From the beginning of time women have made game-changing contributions to culture and society. In the U.S. we have celebrated Women’s History Month during March since the first presidential proclamation issued in 1980 by President Jimmy Carter. Congress followed suit the next year, passing a resolution establishing a national celebration. Six years later, the National Women’s History Project successfully petitioned Congress to expand the event to the entire month of March.
At Anthem Strong Families (ASF) supporting women and girls is far-reaching. From the commitment of Founder and CEO, Cosette Bowles and having a workforce with 50 percent female representation, to instituting classes and workshops that strengthen families; ASF continues to provide award-winning programs that effect families, many of whom are headed by women.
Women’s History Month is also an opportunity to reflect on the unequal weight women continue to bear in families and communities. The White House proclamation commemorating Women’s History Month brings attention to the crushing effect the pandemic has had on communities of color. “The COVID-19 pandemic has exacerbated barriers that have held back women — particularly women of color — for generations and a disproportionate share of caregiving continues to fall on the shoulders of women. And now, job losses due to COVID-19 have set women’s labor force participation back to its lowest point in more than 30 years — threatening the security and well-being of women and their families…”
The statistics bear an alarming uptick about the effects the pandemic is having on families:
- The share of mothers who have left the labor force is three times that of fathers.
- In September 2020 alone, an astonishing 865,000 women dropped out of the American workforce.
- Women are disproportionately facing higher rates of unemployment.
- Food insecurity has risen dramatically since the pandemic began, particularly in female-headed households with children, as have reports of intimate partner violence.
According to The Texas Women’s Foundation, women in Texas are more likely to live in poverty, face high housing burdens and be responsible for childcare. The foundation reports that even though the population of Texas women has grown by 19 percent in the last 10-years, women will face huge economic and health disparities.
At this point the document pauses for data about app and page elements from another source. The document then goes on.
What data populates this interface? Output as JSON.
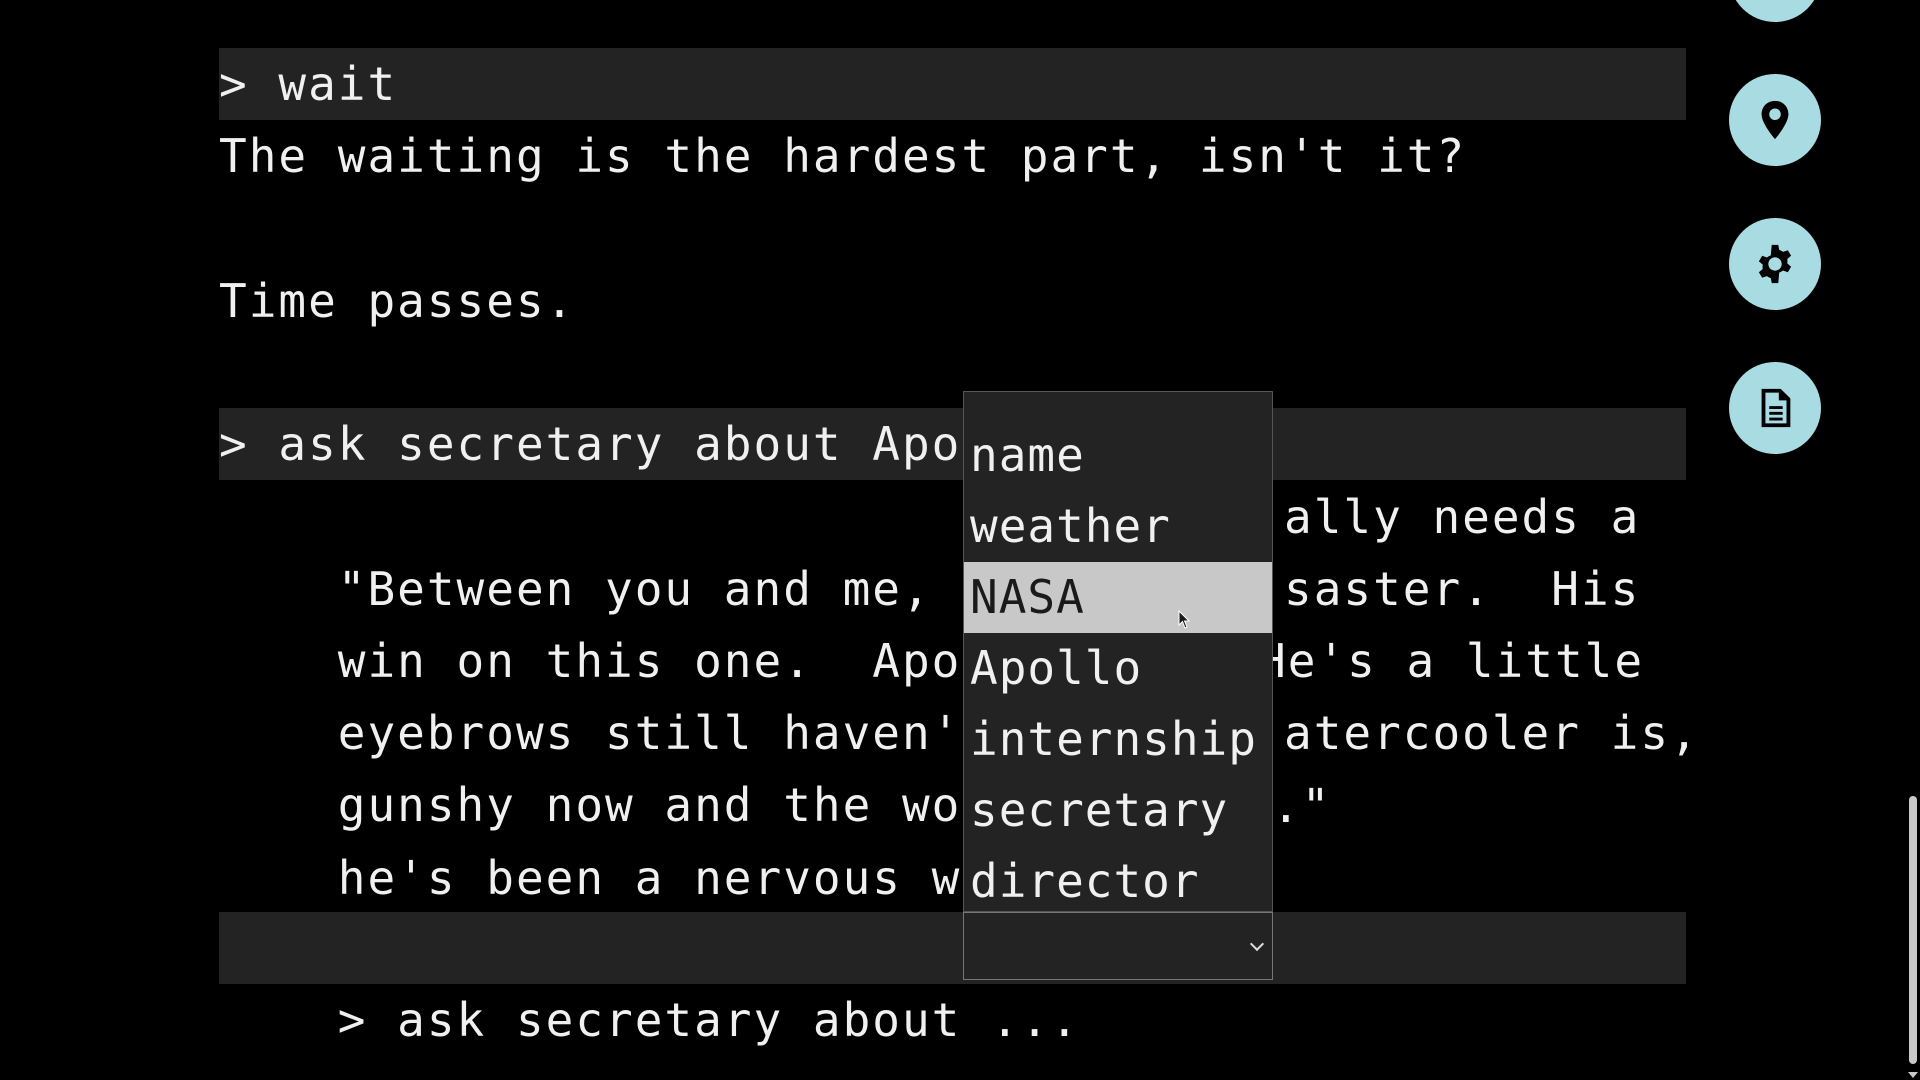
{
  "transcript": {
    "cmd_wait": "> wait",
    "resp_wait": "The waiting is the hardest part, isn't it?",
    "time_passes": "Time passes.",
    "cmd_ask_partial": "> ask secretary about Apol",
    "resp_lines": [
      "\"Between you and me, the d",
      "ally needs a",
      "win on this one.  Apollo 1",
      "saster.  His",
      "eyebrows still haven't gro",
      "He's a little",
      "gunshy now and the word ar",
      "atercooler is,",
      "he's been a nervous wreck",
      ".\""
    ],
    "prompt": "> ask secretary about ..."
  },
  "dropdown": {
    "options": [
      "name",
      "weather",
      "NASA",
      "Apollo",
      "internship",
      "secretary",
      "director"
    ],
    "selected": "NASA",
    "current_value": ""
  },
  "side_buttons": [
    {
      "icon": "map-pin-icon"
    },
    {
      "icon": "gear-icon"
    },
    {
      "icon": "document-icon"
    }
  ],
  "colors": {
    "background": "#000000",
    "command_band": "#232323",
    "button": "#a9dbe3",
    "selected_option": "#c8c8c8"
  }
}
While it is always great to celebrate successes, contributions, and achievements, it is also important to remember that we still must roll up our sleeves and get to work to alleviate the barriers that affect women and their children.